A University of Aberdeen graduate who has turned his PhD into a business idea has been awarded a prestigious NERC Enterprise Fellowship by the Royal Society of Edinburgh.
The Fellowship, worth £90,000, will provide Rotimi Alabi with support to develop RAB-Microfluidics, a company he formed with support from the University.
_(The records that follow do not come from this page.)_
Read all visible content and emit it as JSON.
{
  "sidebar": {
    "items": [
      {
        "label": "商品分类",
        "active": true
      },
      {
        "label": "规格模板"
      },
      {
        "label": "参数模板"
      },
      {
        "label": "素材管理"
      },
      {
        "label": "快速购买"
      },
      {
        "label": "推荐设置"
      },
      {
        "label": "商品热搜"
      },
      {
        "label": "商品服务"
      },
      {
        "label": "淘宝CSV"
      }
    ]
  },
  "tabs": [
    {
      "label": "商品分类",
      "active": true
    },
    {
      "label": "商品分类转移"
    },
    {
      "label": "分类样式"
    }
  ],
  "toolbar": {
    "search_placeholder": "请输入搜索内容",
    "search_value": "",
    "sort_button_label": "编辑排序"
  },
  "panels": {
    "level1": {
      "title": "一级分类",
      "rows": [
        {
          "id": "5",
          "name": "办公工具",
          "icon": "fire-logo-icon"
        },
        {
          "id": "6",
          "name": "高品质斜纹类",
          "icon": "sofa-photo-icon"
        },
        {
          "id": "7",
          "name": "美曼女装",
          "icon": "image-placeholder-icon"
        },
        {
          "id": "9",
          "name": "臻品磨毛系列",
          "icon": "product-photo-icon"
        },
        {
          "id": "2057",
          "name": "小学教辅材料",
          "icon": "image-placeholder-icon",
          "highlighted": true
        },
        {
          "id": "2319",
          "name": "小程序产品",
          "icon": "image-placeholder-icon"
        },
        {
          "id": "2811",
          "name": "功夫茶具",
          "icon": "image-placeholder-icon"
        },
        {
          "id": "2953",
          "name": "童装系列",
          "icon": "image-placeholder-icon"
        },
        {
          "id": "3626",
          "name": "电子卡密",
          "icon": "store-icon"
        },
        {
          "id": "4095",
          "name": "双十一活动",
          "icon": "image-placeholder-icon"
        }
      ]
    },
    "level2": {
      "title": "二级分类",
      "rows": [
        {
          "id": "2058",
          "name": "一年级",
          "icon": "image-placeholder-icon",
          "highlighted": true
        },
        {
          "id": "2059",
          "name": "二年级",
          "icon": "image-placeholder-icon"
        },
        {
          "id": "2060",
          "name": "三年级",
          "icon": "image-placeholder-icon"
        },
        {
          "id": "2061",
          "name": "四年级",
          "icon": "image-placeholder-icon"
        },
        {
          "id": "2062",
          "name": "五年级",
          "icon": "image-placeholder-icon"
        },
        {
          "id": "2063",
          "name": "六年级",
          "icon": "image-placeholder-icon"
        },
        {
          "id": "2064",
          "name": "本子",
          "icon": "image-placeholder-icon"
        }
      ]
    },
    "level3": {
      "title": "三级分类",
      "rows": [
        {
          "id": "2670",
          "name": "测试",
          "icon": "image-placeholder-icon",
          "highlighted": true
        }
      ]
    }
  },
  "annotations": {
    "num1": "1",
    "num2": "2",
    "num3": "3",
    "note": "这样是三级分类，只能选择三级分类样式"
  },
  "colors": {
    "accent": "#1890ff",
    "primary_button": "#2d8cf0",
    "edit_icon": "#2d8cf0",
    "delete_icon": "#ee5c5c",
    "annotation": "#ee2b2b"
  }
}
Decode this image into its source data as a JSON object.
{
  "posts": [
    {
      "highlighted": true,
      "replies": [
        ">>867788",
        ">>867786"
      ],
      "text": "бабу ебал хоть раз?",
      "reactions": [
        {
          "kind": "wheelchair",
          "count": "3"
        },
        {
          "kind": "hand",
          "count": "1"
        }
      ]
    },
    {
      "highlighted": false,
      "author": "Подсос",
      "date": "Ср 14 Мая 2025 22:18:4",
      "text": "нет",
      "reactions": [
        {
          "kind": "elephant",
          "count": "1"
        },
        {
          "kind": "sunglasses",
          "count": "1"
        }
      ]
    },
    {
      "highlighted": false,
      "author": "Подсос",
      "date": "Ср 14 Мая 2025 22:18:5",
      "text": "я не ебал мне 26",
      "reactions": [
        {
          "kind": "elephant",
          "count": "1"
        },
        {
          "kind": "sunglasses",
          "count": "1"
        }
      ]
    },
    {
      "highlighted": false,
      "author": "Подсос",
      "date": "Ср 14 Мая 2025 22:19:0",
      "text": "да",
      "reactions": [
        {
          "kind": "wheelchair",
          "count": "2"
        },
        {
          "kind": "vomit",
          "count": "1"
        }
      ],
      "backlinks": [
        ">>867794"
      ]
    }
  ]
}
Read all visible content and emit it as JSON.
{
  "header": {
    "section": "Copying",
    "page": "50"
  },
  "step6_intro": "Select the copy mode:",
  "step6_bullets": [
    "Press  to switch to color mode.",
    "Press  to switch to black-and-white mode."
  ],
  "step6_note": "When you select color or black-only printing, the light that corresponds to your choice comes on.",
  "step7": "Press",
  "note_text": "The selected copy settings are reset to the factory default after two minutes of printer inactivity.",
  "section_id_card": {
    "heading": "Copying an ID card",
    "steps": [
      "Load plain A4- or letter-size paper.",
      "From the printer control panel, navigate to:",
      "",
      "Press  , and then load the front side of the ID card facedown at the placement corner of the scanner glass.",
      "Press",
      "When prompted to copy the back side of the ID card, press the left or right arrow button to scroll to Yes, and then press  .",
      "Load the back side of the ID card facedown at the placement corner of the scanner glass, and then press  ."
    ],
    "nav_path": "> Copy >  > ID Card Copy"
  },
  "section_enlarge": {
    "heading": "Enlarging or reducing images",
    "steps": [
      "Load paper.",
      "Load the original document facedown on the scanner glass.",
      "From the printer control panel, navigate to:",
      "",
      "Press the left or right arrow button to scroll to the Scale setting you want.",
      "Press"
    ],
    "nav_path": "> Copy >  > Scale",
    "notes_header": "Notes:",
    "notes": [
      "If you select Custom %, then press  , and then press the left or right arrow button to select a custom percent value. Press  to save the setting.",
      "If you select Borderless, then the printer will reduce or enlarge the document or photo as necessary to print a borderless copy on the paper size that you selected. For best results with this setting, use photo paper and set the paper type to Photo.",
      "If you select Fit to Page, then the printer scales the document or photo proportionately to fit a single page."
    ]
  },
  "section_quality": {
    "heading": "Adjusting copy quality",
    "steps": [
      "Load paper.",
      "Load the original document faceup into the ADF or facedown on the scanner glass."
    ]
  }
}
The start-up offers oil analysis to businesses through ‘lab-on-a-chip’ technology that aims to dramatically reduce maintenance and repair costs for heavy equipment.
Rotimi, who is from Nigeria, developed the idea while working on his PhD alongside Dr Stephen Bowden and Professor John Parnell, from the University’s School of Geosciences.
Their work on the application of microfluidics to oil analysis – a relatively new area of research – led to the development of a chip capable of carrying out mobile online oil measurements.
With oil analysis usually carried out in a lab, the development of the ‘lab-on-a-chip’ sparked a business idea that led Rotimi to contact the University’s Research and Innovation Department, who provided expertise that helped him create RAB-Microfluidics.
Now based at the University’s ABVenture Zone, which provides support and state of the art office facilities for innovative start-ups through the Accelerate Aberdeen programme, RAB-Microfluidics is poised to begin its transformation into a fully-fledged business.
Although delighted to be in a position where he is ready to take his company to the next level, Rotimi admits that it hasn’t been plain sailing.
“During my PhD I worked in the lab all day and every day – including weekends – for seven months without any breakthrough,” he explained.
“Stephen had proved the concept that it was possible to analyse oil by using microfluidics but my job was to take that a step further and demonstrate it in the lab.
“It was very much a process of trial and error and there were moments where I really doubted myself, but Stephen and John gave me great encouragement until one day we turned the corner and captured the measurements, which was a huge relief.”
With his perseverance having paid dividends, Rotimi was determined not to let the matter rest there.
“After my PhD I found a job, but I knew I wanted to do something with my PhD otherwise it would just sit in the archives. I just didn’t know how to make the move.
“I got in touch with the University’s Research and Innovation Unit who told me all about the opportunities that were open to me and it was like seeing a new world for the first time.
“They made me think less like an academic and more like an entrepreneur, and helped me build my business case that led to my acceptance to the ABVenture Zone and registering the company.”
The NERC Enterprise Fellowship will provide Rotimi with a year’s salary and expert support to grow his business in a package worth £90,000. This builds on existing grant funding for RAB-Microfluidics from the Oil and Gas Innovation Centre and Energy Technology Partnership, worth £65,000.
Describing his product as “potentially revolutionary”, Rotimi is looking ahead optimistically.
He said: “We have the expertise and we have the vision and the ambition to revolutionise the way testing and analysis is done on oil.
“To get to the point where we can provide a portable device that can take measurements will take another 12 months and around £500,000, but I’m optimistic we can achieve this. When we have the product then a new journey will begin.”